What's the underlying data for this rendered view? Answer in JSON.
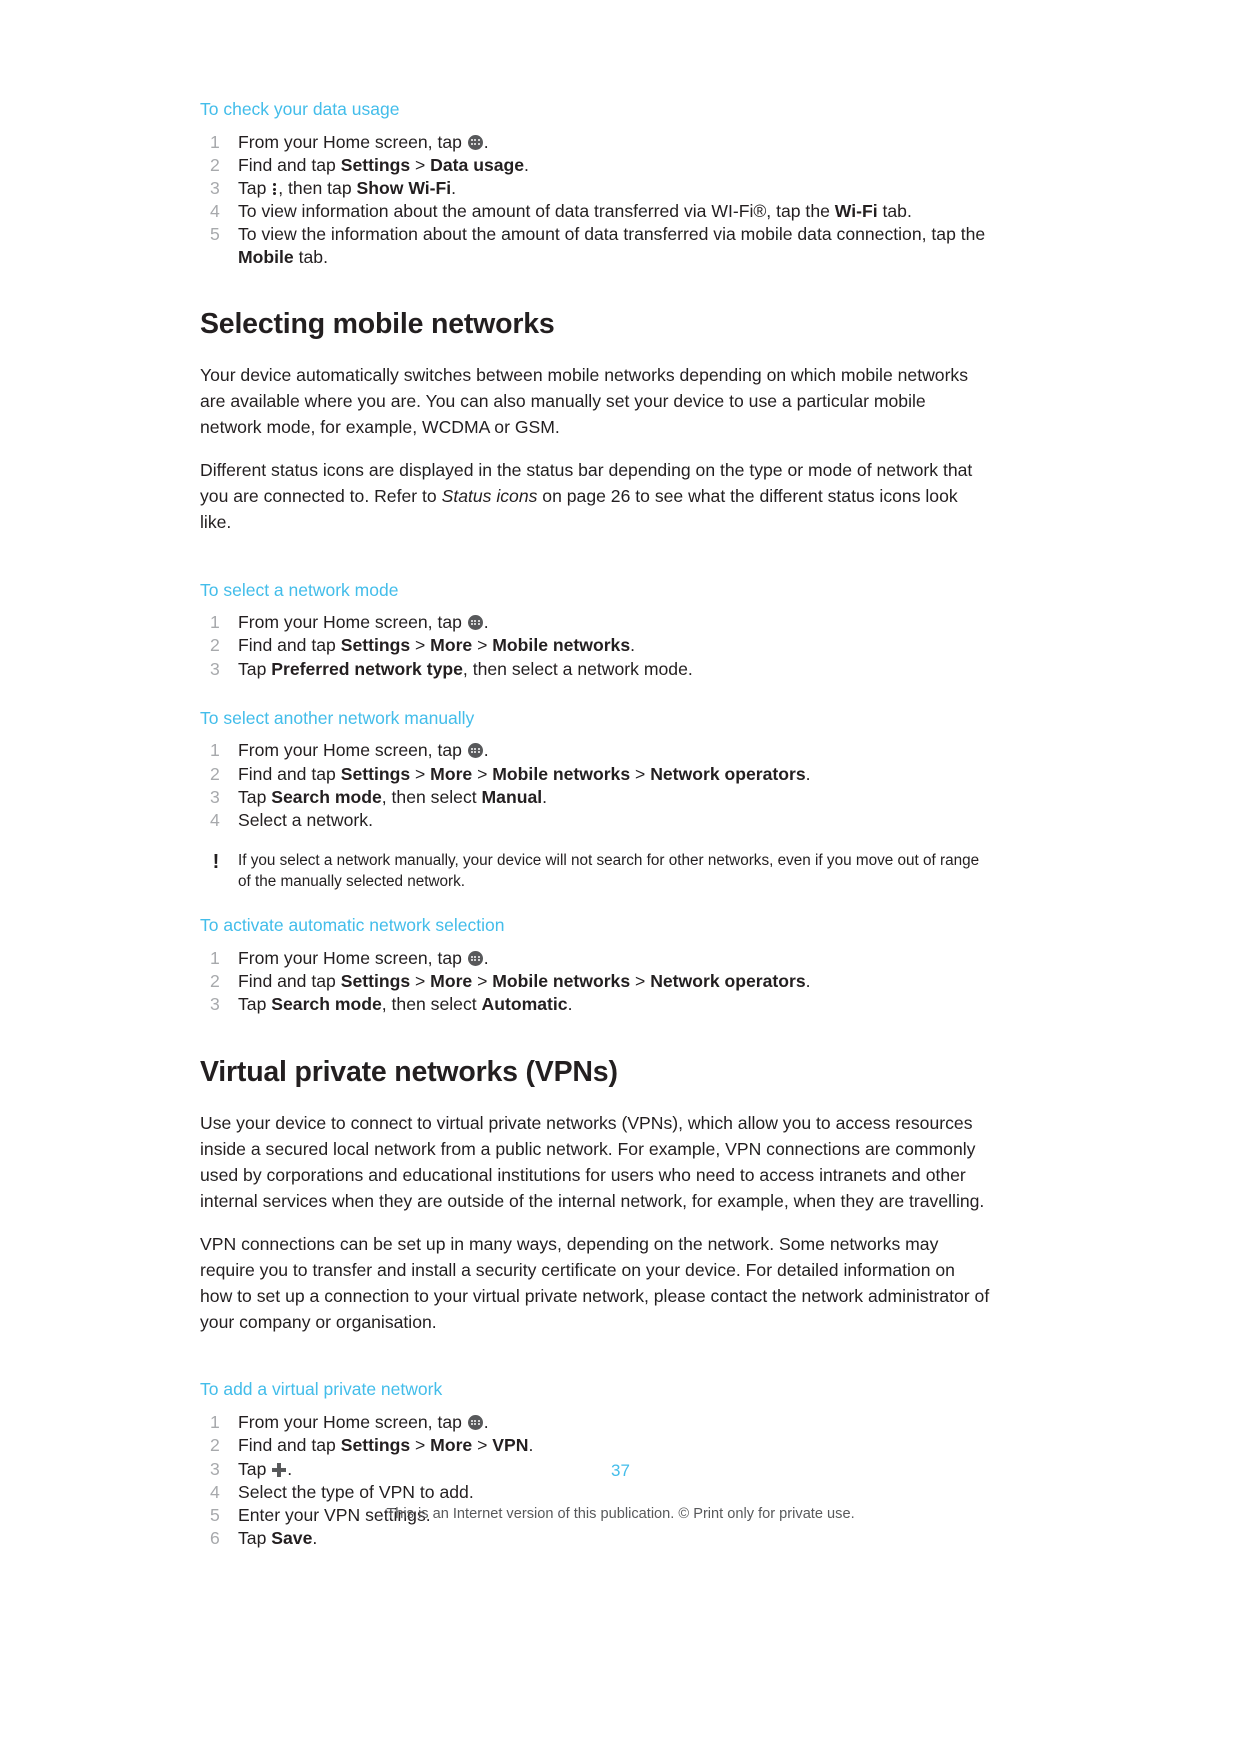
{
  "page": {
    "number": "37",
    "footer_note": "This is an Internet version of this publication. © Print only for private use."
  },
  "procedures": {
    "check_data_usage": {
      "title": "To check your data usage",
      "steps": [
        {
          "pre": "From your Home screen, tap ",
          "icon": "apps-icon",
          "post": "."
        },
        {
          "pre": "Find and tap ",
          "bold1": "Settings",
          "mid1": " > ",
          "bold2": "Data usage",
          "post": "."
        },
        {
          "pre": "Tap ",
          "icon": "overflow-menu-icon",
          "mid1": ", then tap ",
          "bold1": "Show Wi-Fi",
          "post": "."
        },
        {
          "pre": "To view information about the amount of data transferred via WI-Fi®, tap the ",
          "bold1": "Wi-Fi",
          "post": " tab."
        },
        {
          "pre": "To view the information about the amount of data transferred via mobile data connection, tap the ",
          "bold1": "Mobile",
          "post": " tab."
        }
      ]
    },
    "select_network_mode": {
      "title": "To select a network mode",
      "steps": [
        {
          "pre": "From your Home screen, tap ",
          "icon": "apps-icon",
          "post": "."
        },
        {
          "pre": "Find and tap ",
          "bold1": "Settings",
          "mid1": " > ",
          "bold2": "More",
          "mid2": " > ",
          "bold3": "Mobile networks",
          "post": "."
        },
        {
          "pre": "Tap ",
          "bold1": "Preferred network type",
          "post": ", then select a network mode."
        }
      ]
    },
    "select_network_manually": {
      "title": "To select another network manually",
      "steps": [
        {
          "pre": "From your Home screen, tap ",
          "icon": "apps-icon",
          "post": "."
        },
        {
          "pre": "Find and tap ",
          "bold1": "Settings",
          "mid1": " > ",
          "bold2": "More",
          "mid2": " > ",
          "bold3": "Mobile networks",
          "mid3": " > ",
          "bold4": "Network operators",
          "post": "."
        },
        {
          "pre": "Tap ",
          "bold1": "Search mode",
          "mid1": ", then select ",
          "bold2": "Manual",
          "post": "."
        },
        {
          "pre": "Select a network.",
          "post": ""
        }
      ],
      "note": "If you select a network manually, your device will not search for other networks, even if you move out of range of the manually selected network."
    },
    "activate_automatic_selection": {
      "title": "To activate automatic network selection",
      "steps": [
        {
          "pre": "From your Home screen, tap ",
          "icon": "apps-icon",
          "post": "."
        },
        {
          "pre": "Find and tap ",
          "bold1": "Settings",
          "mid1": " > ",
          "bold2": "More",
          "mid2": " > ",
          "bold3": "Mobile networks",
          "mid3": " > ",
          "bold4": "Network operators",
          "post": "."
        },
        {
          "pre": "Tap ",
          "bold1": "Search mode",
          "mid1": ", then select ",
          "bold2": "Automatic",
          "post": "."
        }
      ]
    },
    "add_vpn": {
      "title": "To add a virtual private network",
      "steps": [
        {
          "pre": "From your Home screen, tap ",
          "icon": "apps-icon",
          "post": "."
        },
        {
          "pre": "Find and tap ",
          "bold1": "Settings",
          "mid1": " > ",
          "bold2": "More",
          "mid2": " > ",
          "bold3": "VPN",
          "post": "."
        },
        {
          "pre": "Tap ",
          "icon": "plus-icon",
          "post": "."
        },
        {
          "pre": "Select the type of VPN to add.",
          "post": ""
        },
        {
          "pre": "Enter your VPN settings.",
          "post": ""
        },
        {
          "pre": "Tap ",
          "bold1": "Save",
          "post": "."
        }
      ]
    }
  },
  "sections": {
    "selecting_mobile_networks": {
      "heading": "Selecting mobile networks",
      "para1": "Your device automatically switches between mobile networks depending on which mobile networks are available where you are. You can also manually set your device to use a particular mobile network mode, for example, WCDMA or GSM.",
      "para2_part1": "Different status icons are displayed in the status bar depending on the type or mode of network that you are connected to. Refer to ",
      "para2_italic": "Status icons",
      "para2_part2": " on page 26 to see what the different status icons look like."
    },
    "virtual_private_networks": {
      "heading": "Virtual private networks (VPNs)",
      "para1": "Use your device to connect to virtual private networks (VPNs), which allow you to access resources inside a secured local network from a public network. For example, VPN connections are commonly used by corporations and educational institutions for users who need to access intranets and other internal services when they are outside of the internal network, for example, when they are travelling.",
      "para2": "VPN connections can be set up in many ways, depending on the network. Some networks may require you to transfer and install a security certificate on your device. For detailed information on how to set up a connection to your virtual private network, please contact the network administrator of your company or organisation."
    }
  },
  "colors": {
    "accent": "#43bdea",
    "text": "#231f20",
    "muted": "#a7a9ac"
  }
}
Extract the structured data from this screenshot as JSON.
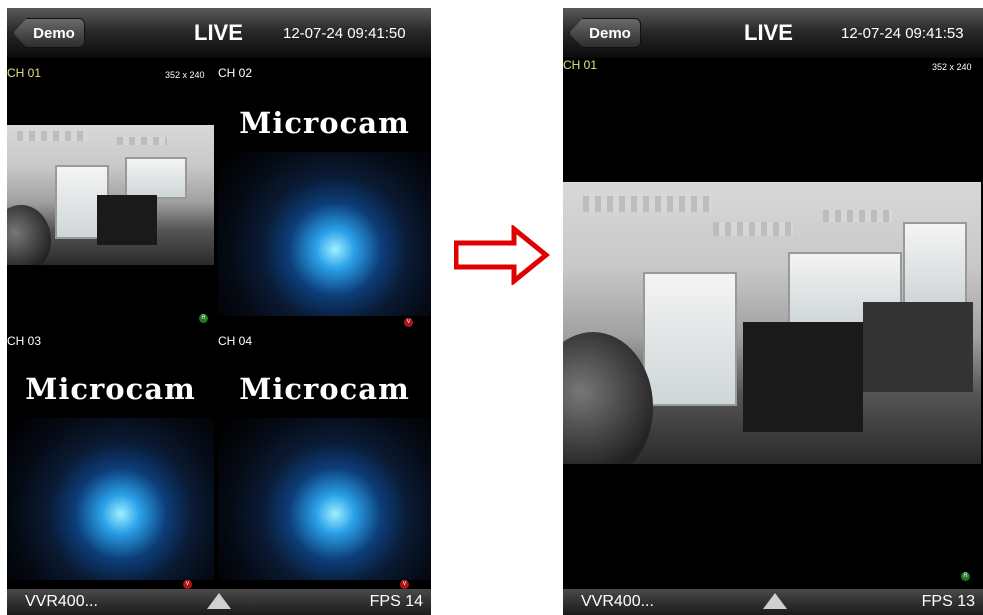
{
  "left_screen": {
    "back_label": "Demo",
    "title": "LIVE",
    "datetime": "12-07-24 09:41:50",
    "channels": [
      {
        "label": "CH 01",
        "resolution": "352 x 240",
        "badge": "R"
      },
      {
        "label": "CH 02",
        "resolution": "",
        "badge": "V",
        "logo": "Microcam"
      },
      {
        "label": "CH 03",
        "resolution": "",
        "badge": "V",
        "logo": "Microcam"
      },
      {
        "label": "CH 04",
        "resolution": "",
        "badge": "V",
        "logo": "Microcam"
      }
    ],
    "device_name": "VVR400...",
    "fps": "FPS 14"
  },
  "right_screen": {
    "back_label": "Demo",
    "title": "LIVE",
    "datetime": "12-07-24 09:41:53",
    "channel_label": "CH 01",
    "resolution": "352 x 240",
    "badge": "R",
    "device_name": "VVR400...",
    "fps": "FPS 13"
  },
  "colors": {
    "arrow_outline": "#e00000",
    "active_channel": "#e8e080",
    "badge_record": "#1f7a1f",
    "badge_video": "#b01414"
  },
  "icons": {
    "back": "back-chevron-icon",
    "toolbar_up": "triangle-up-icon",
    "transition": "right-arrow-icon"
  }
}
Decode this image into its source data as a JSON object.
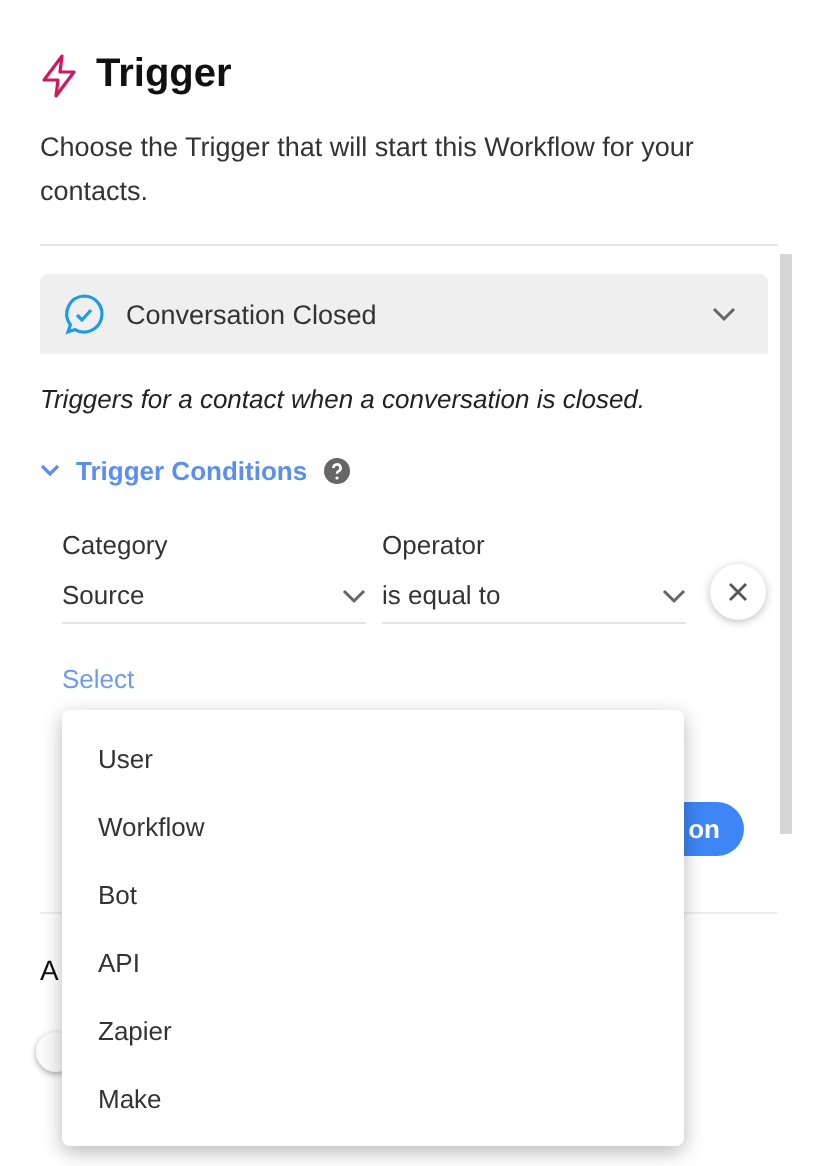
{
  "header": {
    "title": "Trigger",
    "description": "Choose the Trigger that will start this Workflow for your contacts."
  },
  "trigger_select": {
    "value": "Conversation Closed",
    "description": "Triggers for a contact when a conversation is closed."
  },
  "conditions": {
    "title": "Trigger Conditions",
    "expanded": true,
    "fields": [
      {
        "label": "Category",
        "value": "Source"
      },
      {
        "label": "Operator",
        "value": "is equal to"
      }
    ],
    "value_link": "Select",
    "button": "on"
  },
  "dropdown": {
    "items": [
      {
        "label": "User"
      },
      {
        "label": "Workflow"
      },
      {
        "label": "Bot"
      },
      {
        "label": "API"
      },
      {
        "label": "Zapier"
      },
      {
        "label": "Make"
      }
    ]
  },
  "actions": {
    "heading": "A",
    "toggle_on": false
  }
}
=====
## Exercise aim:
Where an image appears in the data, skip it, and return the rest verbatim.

## Reply to the task:
What's the underlying data for this rendered view? Answer in JSON.
{
  "page": {
    "number": "37",
    "footer_note": "This is an Internet version of this publication. © Print only for private use."
  },
  "procedures": {
    "check_data_usage": {
      "title": "To check your data usage",
      "steps": [
        {
          "pre": "From your Home screen, tap ",
          "icon": "apps-icon",
          "post": "."
        },
        {
          "pre": "Find and tap ",
          "bold1": "Settings",
          "mid1": " > ",
          "bold2": "Data usage",
          "post": "."
        },
        {
          "pre": "Tap ",
          "icon": "overflow-menu-icon",
          "mid1": ", then tap ",
          "bold1": "Show Wi-Fi",
          "post": "."
        },
        {
          "pre": "To view information about the amount of data transferred via WI-Fi®, tap the ",
          "bold1": "Wi-Fi",
          "post": " tab."
        },
        {
          "pre": "To view the information about the amount of data transferred via mobile data connection, tap the ",
          "bold1": "Mobile",
          "post": " tab."
        }
      ]
    },
    "select_network_mode": {
      "title": "To select a network mode",
      "steps": [
        {
          "pre": "From your Home screen, tap ",
          "icon": "apps-icon",
          "post": "."
        },
        {
          "pre": "Find and tap ",
          "bold1": "Settings",
          "mid1": " > ",
          "bold2": "More",
          "mid2": " > ",
          "bold3": "Mobile networks",
          "post": "."
        },
        {
          "pre": "Tap ",
          "bold1": "Preferred network type",
          "post": ", then select a network mode."
        }
      ]
    },
    "select_network_manually": {
      "title": "To select another network manually",
      "steps": [
        {
          "pre": "From your Home screen, tap ",
          "icon": "apps-icon",
          "post": "."
        },
        {
          "pre": "Find and tap ",
          "bold1": "Settings",
          "mid1": " > ",
          "bold2": "More",
          "mid2": " > ",
          "bold3": "Mobile networks",
          "mid3": " > ",
          "bold4": "Network operators",
          "post": "."
        },
        {
          "pre": "Tap ",
          "bold1": "Search mode",
          "mid1": ", then select ",
          "bold2": "Manual",
          "post": "."
        },
        {
          "pre": "Select a network.",
          "post": ""
        }
      ],
      "note": "If you select a network manually, your device will not search for other networks, even if you move out of range of the manually selected network."
    },
    "activate_automatic_selection": {
      "title": "To activate automatic network selection",
      "steps": [
        {
          "pre": "From your Home screen, tap ",
          "icon": "apps-icon",
          "post": "."
        },
        {
          "pre": "Find and tap ",
          "bold1": "Settings",
          "mid1": " > ",
          "bold2": "More",
          "mid2": " > ",
          "bold3": "Mobile networks",
          "mid3": " > ",
          "bold4": "Network operators",
          "post": "."
        },
        {
          "pre": "Tap ",
          "bold1": "Search mode",
          "mid1": ", then select ",
          "bold2": "Automatic",
          "post": "."
        }
      ]
    },
    "add_vpn": {
      "title": "To add a virtual private network",
      "steps": [
        {
          "pre": "From your Home screen, tap ",
          "icon": "apps-icon",
          "post": "."
        },
        {
          "pre": "Find and tap ",
          "bold1": "Settings",
          "mid1": " > ",
          "bold2": "More",
          "mid2": " > ",
          "bold3": "VPN",
          "post": "."
        },
        {
          "pre": "Tap ",
          "icon": "plus-icon",
          "post": "."
        },
        {
          "pre": "Select the type of VPN to add.",
          "post": ""
        },
        {
          "pre": "Enter your VPN settings.",
          "post": ""
        },
        {
          "pre": "Tap ",
          "bold1": "Save",
          "post": "."
        }
      ]
    }
  },
  "sections": {
    "selecting_mobile_networks": {
      "heading": "Selecting mobile networks",
      "para1": "Your device automatically switches between mobile networks depending on which mobile networks are available where you are. You can also manually set your device to use a particular mobile network mode, for example, WCDMA or GSM.",
      "para2_part1": "Different status icons are displayed in the status bar depending on the type or mode of network that you are connected to. Refer to ",
      "para2_italic": "Status icons",
      "para2_part2": " on page 26 to see what the different status icons look like."
    },
    "virtual_private_networks": {
      "heading": "Virtual private networks (VPNs)",
      "para1": "Use your device to connect to virtual private networks (VPNs), which allow you to access resources inside a secured local network from a public network. For example, VPN connections are commonly used by corporations and educational institutions for users who need to access intranets and other internal services when they are outside of the internal network, for example, when they are travelling.",
      "para2": "VPN connections can be set up in many ways, depending on the network. Some networks may require you to transfer and install a security certificate on your device. For detailed information on how to set up a connection to your virtual private network, please contact the network administrator of your company or organisation."
    }
  },
  "colors": {
    "accent": "#43bdea",
    "text": "#231f20",
    "muted": "#a7a9ac"
  }
}
Extract the structured data from this screenshot as JSON.
{
  "left_screen": {
    "back_label": "Demo",
    "title": "LIVE",
    "datetime": "12-07-24 09:41:50",
    "channels": [
      {
        "label": "CH 01",
        "resolution": "352 x 240",
        "badge": "R"
      },
      {
        "label": "CH 02",
        "resolution": "",
        "badge": "V",
        "logo": "Microcam"
      },
      {
        "label": "CH 03",
        "resolution": "",
        "badge": "V",
        "logo": "Microcam"
      },
      {
        "label": "CH 04",
        "resolution": "",
        "badge": "V",
        "logo": "Microcam"
      }
    ],
    "device_name": "VVR400...",
    "fps": "FPS 14"
  },
  "right_screen": {
    "back_label": "Demo",
    "title": "LIVE",
    "datetime": "12-07-24 09:41:53",
    "channel_label": "CH 01",
    "resolution": "352 x 240",
    "badge": "R",
    "device_name": "VVR400...",
    "fps": "FPS 13"
  },
  "colors": {
    "arrow_outline": "#e00000",
    "active_channel": "#e8e080",
    "badge_record": "#1f7a1f",
    "badge_video": "#b01414"
  },
  "icons": {
    "back": "back-chevron-icon",
    "toolbar_up": "triangle-up-icon",
    "transition": "right-arrow-icon"
  }
}
Decode this image into its source data as a JSON object.
{
  "header": {
    "title": "Trigger",
    "description": "Choose the Trigger that will start this Workflow for your contacts."
  },
  "trigger_select": {
    "value": "Conversation Closed",
    "description": "Triggers for a contact when a conversation is closed."
  },
  "conditions": {
    "title": "Trigger Conditions",
    "expanded": true,
    "fields": [
      {
        "label": "Category",
        "value": "Source"
      },
      {
        "label": "Operator",
        "value": "is equal to"
      }
    ],
    "value_link": "Select",
    "button": "on"
  },
  "dropdown": {
    "items": [
      {
        "label": "User"
      },
      {
        "label": "Workflow"
      },
      {
        "label": "Bot"
      },
      {
        "label": "API"
      },
      {
        "label": "Zapier"
      },
      {
        "label": "Make"
      }
    ]
  },
  "actions": {
    "heading": "A",
    "toggle_on": false
  }
}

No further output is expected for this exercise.